What you are asked to do: What you return should match every entry, character for character.

Data under study:
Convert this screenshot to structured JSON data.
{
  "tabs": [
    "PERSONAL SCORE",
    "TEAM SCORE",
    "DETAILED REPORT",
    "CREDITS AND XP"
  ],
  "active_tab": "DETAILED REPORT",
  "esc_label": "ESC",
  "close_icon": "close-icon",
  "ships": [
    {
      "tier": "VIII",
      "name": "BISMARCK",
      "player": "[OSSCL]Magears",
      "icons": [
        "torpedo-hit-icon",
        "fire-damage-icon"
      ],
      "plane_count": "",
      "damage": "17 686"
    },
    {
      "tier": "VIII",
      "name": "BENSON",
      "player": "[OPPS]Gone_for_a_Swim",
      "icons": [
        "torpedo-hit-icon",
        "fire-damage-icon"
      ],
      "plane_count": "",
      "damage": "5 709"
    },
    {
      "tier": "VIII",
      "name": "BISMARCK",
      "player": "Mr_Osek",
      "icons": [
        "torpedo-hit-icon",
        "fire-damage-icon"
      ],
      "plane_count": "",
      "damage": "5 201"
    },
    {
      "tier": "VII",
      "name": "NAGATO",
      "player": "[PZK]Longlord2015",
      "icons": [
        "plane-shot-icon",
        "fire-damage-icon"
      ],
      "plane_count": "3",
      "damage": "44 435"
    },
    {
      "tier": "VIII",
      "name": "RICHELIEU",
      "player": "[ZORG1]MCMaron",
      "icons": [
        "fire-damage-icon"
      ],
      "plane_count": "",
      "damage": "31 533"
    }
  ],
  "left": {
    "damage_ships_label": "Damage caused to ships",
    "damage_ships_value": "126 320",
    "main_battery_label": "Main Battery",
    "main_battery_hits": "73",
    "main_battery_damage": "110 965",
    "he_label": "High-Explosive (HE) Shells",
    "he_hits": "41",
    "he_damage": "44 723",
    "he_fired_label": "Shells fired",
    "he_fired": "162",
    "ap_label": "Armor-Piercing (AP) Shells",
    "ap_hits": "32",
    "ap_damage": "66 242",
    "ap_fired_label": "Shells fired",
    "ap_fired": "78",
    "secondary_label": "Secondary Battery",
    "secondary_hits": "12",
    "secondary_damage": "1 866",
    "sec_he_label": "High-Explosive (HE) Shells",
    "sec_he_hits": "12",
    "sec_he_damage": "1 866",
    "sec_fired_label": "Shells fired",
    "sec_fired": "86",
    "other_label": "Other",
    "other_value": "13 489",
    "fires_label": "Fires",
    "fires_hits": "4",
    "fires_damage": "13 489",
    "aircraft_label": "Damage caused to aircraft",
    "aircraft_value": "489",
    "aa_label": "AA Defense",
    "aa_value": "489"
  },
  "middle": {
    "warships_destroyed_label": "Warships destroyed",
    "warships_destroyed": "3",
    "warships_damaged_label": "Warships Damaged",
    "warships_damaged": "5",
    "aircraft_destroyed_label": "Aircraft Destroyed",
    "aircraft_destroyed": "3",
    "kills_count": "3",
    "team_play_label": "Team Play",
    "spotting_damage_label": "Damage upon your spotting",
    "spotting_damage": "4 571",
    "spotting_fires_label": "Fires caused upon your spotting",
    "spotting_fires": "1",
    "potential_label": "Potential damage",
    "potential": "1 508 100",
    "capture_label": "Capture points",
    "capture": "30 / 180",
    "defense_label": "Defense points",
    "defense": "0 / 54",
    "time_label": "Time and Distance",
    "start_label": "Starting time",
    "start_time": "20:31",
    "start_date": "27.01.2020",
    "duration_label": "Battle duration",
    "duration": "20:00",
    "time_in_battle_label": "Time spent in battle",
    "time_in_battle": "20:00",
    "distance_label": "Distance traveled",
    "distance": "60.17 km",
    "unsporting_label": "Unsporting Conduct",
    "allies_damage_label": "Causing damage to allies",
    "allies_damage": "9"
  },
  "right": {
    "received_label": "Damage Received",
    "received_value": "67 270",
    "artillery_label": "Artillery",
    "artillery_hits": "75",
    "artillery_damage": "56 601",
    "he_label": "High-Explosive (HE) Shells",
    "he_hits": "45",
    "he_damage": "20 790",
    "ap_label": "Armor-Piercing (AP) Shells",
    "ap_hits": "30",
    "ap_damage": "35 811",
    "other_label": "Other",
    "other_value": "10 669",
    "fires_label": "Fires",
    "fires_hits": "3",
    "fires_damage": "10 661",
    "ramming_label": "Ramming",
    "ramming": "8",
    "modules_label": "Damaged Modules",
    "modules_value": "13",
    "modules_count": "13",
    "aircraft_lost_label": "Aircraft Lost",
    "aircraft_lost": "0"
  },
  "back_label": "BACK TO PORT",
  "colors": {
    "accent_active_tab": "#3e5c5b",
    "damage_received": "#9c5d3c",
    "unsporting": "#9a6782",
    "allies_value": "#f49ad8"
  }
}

Task output:
Convert this screenshot to structured JSON data.
{
  "tabs": [
    "PERSONAL SCORE",
    "TEAM SCORE",
    "DETAILED REPORT",
    "CREDITS AND XP"
  ],
  "active_tab": "DETAILED REPORT",
  "esc_label": "ESC",
  "close_icon": "close-icon",
  "ships": [
    {
      "tier": "VIII",
      "name": "BISMARCK",
      "player": "[OSSCL]Magears",
      "icons": [
        "torpedo-hit-icon",
        "fire-damage-icon"
      ],
      "plane_count": "",
      "damage": "17 686"
    },
    {
      "tier": "VIII",
      "name": "BENSON",
      "player": "[OPPS]Gone_for_a_Swim",
      "icons": [
        "torpedo-hit-icon",
        "fire-damage-icon"
      ],
      "plane_count": "",
      "damage": "5 709"
    },
    {
      "tier": "VIII",
      "name": "BISMARCK",
      "player": "Mr_Osek",
      "icons": [
        "torpedo-hit-icon",
        "fire-damage-icon"
      ],
      "plane_count": "",
      "damage": "5 201"
    },
    {
      "tier": "VII",
      "name": "NAGATO",
      "player": "[PZK]Longlord2015",
      "icons": [
        "plane-shot-icon",
        "fire-damage-icon"
      ],
      "plane_count": "3",
      "damage": "44 435"
    },
    {
      "tier": "VIII",
      "name": "RICHELIEU",
      "player": "[ZORG1]MCMaron",
      "icons": [
        "fire-damage-icon"
      ],
      "plane_count": "",
      "damage": "31 533"
    }
  ],
  "left": {
    "damage_ships_label": "Damage caused to ships",
    "damage_ships_value": "126 320",
    "main_battery_label": "Main Battery",
    "main_battery_hits": "73",
    "main_battery_damage": "110 965",
    "he_label": "High-Explosive (HE) Shells",
    "he_hits": "41",
    "he_damage": "44 723",
    "he_fired_label": "Shells fired",
    "he_fired": "162",
    "ap_label": "Armor-Piercing (AP) Shells",
    "ap_hits": "32",
    "ap_damage": "66 242",
    "ap_fired_label": "Shells fired",
    "ap_fired": "78",
    "secondary_label": "Secondary Battery",
    "secondary_hits": "12",
    "secondary_damage": "1 866",
    "sec_he_label": "High-Explosive (HE) Shells",
    "sec_he_hits": "12",
    "sec_he_damage": "1 866",
    "sec_fired_label": "Shells fired",
    "sec_fired": "86",
    "other_label": "Other",
    "other_value": "13 489",
    "fires_label": "Fires",
    "fires_hits": "4",
    "fires_damage": "13 489",
    "aircraft_label": "Damage caused to aircraft",
    "aircraft_value": "489",
    "aa_label": "AA Defense",
    "aa_value": "489"
  },
  "middle": {
    "warships_destroyed_label": "Warships destroyed",
    "warships_destroyed": "3",
    "warships_damaged_label": "Warships Damaged",
    "warships_damaged": "5",
    "aircraft_destroyed_label": "Aircraft Destroyed",
    "aircraft_destroyed": "3",
    "kills_count": "3",
    "team_play_label": "Team Play",
    "spotting_damage_label": "Damage upon your spotting",
    "spotting_damage": "4 571",
    "spotting_fires_label": "Fires caused upon your spotting",
    "spotting_fires": "1",
    "potential_label": "Potential damage",
    "potential": "1 508 100",
    "capture_label": "Capture points",
    "capture": "30 / 180",
    "defense_label": "Defense points",
    "defense": "0 / 54",
    "time_label": "Time and Distance",
    "start_label": "Starting time",
    "start_time": "20:31",
    "start_date": "27.01.2020",
    "duration_label": "Battle duration",
    "duration": "20:00",
    "time_in_battle_label": "Time spent in battle",
    "time_in_battle": "20:00",
    "distance_label": "Distance traveled",
    "distance": "60.17 km",
    "unsporting_label": "Unsporting Conduct",
    "allies_damage_label": "Causing damage to allies",
    "allies_damage": "9"
  },
  "right": {
    "received_label": "Damage Received",
    "received_value": "67 270",
    "artillery_label": "Artillery",
    "artillery_hits": "75",
    "artillery_damage": "56 601",
    "he_label": "High-Explosive (HE) Shells",
    "he_hits": "45",
    "he_damage": "20 790",
    "ap_label": "Armor-Piercing (AP) Shells",
    "ap_hits": "30",
    "ap_damage": "35 811",
    "other_label": "Other",
    "other_value": "10 669",
    "fires_label": "Fires",
    "fires_hits": "3",
    "fires_damage": "10 661",
    "ramming_label": "Ramming",
    "ramming": "8",
    "modules_label": "Damaged Modules",
    "modules_value": "13",
    "modules_count": "13",
    "aircraft_lost_label": "Aircraft Lost",
    "aircraft_lost": "0"
  },
  "back_label": "BACK TO PORT",
  "colors": {
    "accent_active_tab": "#3e5c5b",
    "damage_received": "#9c5d3c",
    "unsporting": "#9a6782",
    "allies_value": "#f49ad8"
  }
}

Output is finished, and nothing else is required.